Jospin keeps his election promise and reduces the working week


The debate in the French National Assembly took two weeks; one session lasted until 5 a.m. Having weathered 1,660 proposed amendments and the fierce, if disorganised, opposition of the right-wing opposition, Employment Minister Martine Aubry's draft law on the 35-hour working week was accepted by the French parliament yesterday, by 316 votes to 254.

The law will be forwarded to the Senate in early March, but it is extremely unlikely it can be reversed now. From January 1st, 2000, all companies with more than 20 employees will be required to reduce working hours from the present 39-hour maximum to 35 hours per week. For each hour beyond 35, employees will receive 25 per cent extra in overtime pay. The law will extend to companies with fewer than 20 employees by 2002.
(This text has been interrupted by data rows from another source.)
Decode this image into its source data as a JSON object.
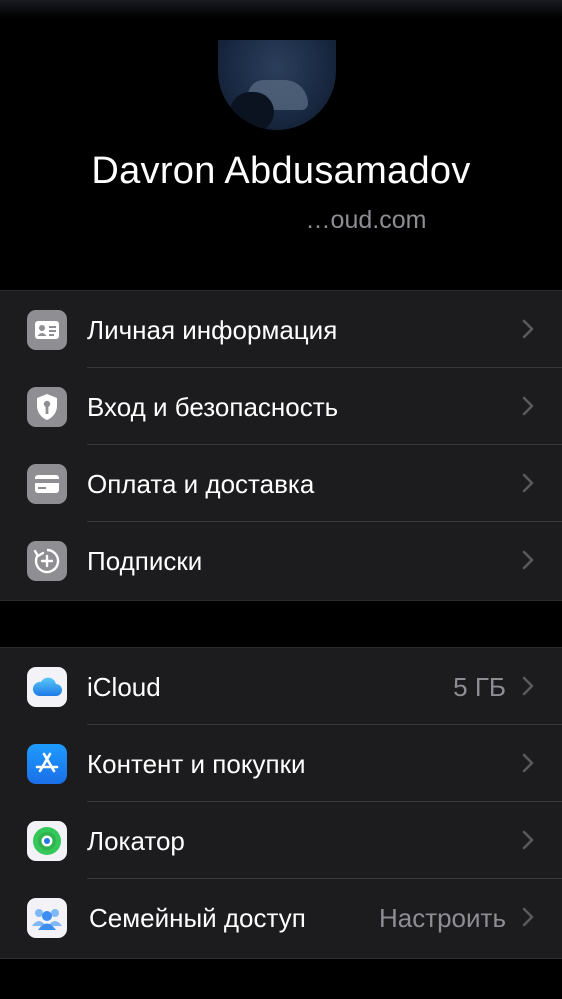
{
  "profile": {
    "name": "Davron Abdusamadov",
    "email": "…oud.com"
  },
  "group1": [
    {
      "label": "Личная информация",
      "icon": "id-card-icon"
    },
    {
      "label": "Вход и безопасность",
      "icon": "shield-key-icon"
    },
    {
      "label": "Оплата и доставка",
      "icon": "credit-card-icon"
    },
    {
      "label": "Подписки",
      "icon": "subscriptions-icon"
    }
  ],
  "group2": [
    {
      "label": "iCloud",
      "value": "5 ГБ",
      "icon": "icloud-icon"
    },
    {
      "label": "Контент и покупки",
      "icon": "app-store-icon"
    },
    {
      "label": "Локатор",
      "icon": "find-my-icon"
    },
    {
      "label": "Семейный доступ",
      "value": "Настроить",
      "icon": "family-sharing-icon"
    }
  ],
  "colors": {
    "background": "#000000",
    "cell": "#1c1c1e",
    "secondary_text": "#8d8d93",
    "separator": "#38383a"
  }
}
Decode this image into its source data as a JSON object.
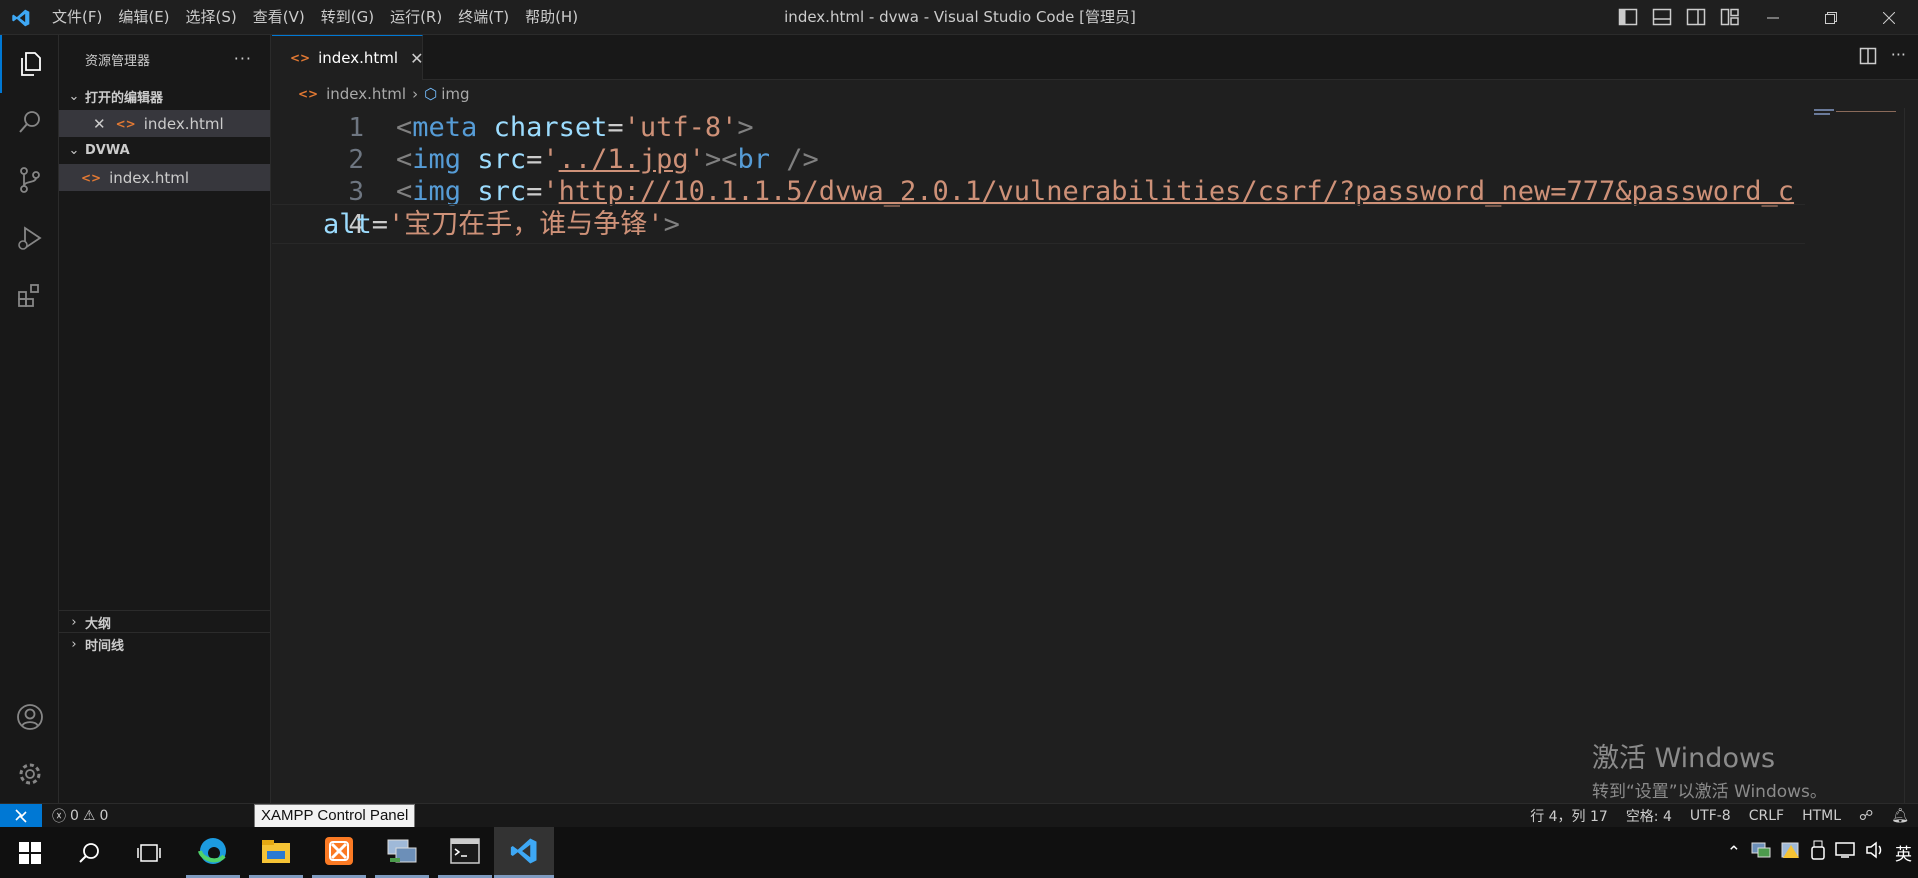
{
  "window": {
    "title": "index.html - dvwa - Visual Studio Code [管理员]",
    "menu": [
      "文件(F)",
      "编辑(E)",
      "选择(S)",
      "查看(V)",
      "转到(G)",
      "运行(R)",
      "终端(T)",
      "帮助(H)"
    ]
  },
  "sidebar": {
    "title": "资源管理器",
    "more": "···",
    "open_editors": {
      "label": "打开的编辑器",
      "files": [
        "index.html"
      ]
    },
    "folder": {
      "label": "DVWA",
      "files": [
        "index.html"
      ]
    },
    "outline_label": "大纲",
    "timeline_label": "时间线"
  },
  "tabs": [
    {
      "label": "index.html",
      "active": true
    }
  ],
  "breadcrumb": {
    "file": "index.html",
    "symbol": "img"
  },
  "editor": {
    "line_numbers": [
      "1",
      "2",
      "3",
      "4"
    ],
    "current_line": 4,
    "line1": {
      "lt": "<",
      "tag": "meta",
      "attr": "charset",
      "eq": "=",
      "val": "'utf-8'",
      "gt": ">"
    },
    "line2": {
      "lt": "<",
      "tag": "img",
      "attr": "src",
      "eq": "=",
      "q1": "'",
      "val": "../1.jpg",
      "q2": "'",
      "gt": ">",
      "lt2": "<",
      "tag2": "br",
      "close": " />"
    },
    "line3": {
      "lt": "<",
      "tag": "img",
      "attr": "src",
      "eq": "=",
      "q1": "'",
      "val": "http://10.1.1.5/dvwa_2.0.1/vulnerabilities/csrf/?password_new=777&password_c"
    },
    "line4": {
      "attr": "alt",
      "eq": "=",
      "val": "'宝刀在手，谁与争锋'",
      "gt": ">"
    }
  },
  "watermark": {
    "line1": "激活 Windows",
    "line2": "转到“设置”以激活 Windows。"
  },
  "statusbar": {
    "errors": "0",
    "warnings": "0",
    "position": "行 4，列 17",
    "spaces": "空格: 4",
    "encoding": "UTF-8",
    "eol": "CRLF",
    "language": "HTML"
  },
  "tooltip": "XAMPP Control Panel",
  "taskbar": {
    "ime": "英"
  },
  "colors": {
    "accent": "#0078d4",
    "string": "#ce9178",
    "tag": "#569cd6",
    "attribute": "#9cdcfe"
  }
}
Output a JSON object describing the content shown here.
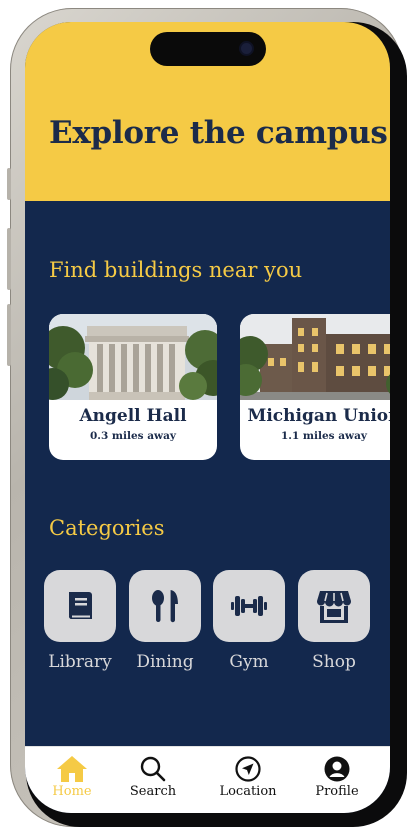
{
  "header": {
    "title": "Explore the campus"
  },
  "nearby": {
    "title": "Find buildings near you",
    "cards": [
      {
        "name": "Angell Hall",
        "distance": "0.3 miles away"
      },
      {
        "name": "Michigan Union",
        "distance": "1.1 miles away"
      }
    ]
  },
  "categories": {
    "title": "Categories",
    "items": [
      {
        "label": "Library",
        "icon": "book-icon"
      },
      {
        "label": "Dining",
        "icon": "utensils-icon"
      },
      {
        "label": "Gym",
        "icon": "dumbbell-icon"
      },
      {
        "label": "Shop",
        "icon": "store-icon"
      }
    ]
  },
  "tabbar": {
    "items": [
      {
        "label": "Home",
        "icon": "home-icon",
        "active": true
      },
      {
        "label": "Search",
        "icon": "search-icon",
        "active": false
      },
      {
        "label": "Location",
        "icon": "location-arrow-icon",
        "active": false
      },
      {
        "label": "Profile",
        "icon": "profile-icon",
        "active": false
      }
    ]
  },
  "colors": {
    "maize": "#f5ca45",
    "navy": "#13284d",
    "tile": "#d8d8da"
  }
}
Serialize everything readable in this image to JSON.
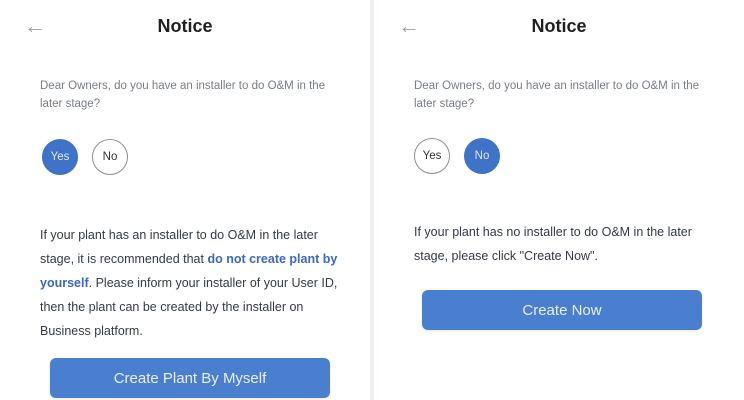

The 35-hour week was one of the Left's main promises during last year's general election campaign, and the Prime Minister, Mr Lionel Jospin, has kept his word. Despite the often acrimonious debate - "a gas factory" in the words of the Gaullist leader, Mr Philippe Seguin - the main provisions of the law remain unchanged from the text proposed by Mrs Aubry on January 27th.

Although communists and ecologists objected to concessions to business management, the ruling left-wing coalition managed to remain unified through the debate.

The rationale for the new law is that by reducing working hours, more jobs will be created. Yet its merits as an anti-unemployment measure are far from proven. Economists' estimates of the number of new jobs that will be created range from 200,000 to 700,000 - not enough to significantly lower France's 12.4 per cent jobless rate.

So many important issues remain unresolved - the minimum wage, part-time employment, overtime and sanctions against violators - that the measure is unlikely to be seen as a great French social victory in the tradition of the 40hour week, paid vacations or retirement at age 60.

Mr Jospin's Socialist Party platform had promised that all employees would continue to receive the same pay for 35 hours as they did for 39 hours - a measure vigorously opposed by management, who say they simply cannot afford it. Mrs Aubry's law says only that minimum age earners will continue to receive the monthly "SMIC" - now Ffr 6,663 (£793) - even though they will work four hours less per week. Whether this will be the case of other employees will be decided by a second law, to be drawn up in 1999.

Article 4 of the draft law allows employees to accumulate their four news hours of free time each week towards their holidays.

This provision for "annualisation" angered left-wing trade unions but pleased business management. Reductions in welfare taxes paid by companies on behalf of employees are another incentive offered to businesses that comply with the law.

French employees already enjoy a minimum of five weeks paid holidays per year; if they continue to work 39 hours per week under the new system, French workers will now receive ten weeks of paid holidays.

The biggest question posed by the new law is whether France can compete internationally when French people already enjoy one of the shortest working lives in the developed world. The French Ministry of the Economy and Finance estimates that the average Frenchman works 49,507 hours in his life, the average German 51,642 hours. An Englishman works 56,918 hours, an American 61,343 hours and a Japanese 71,123 hours. Although working hours are decreasing throughout the industrialised world, no other country has reduced work-time as dramatically as France, or by law.

Speaking four days after the assassination of Claude Erignac, France's representative in Corsica, Mr Jospin called yesterday on all Corsicans to stand against violence and for law and order.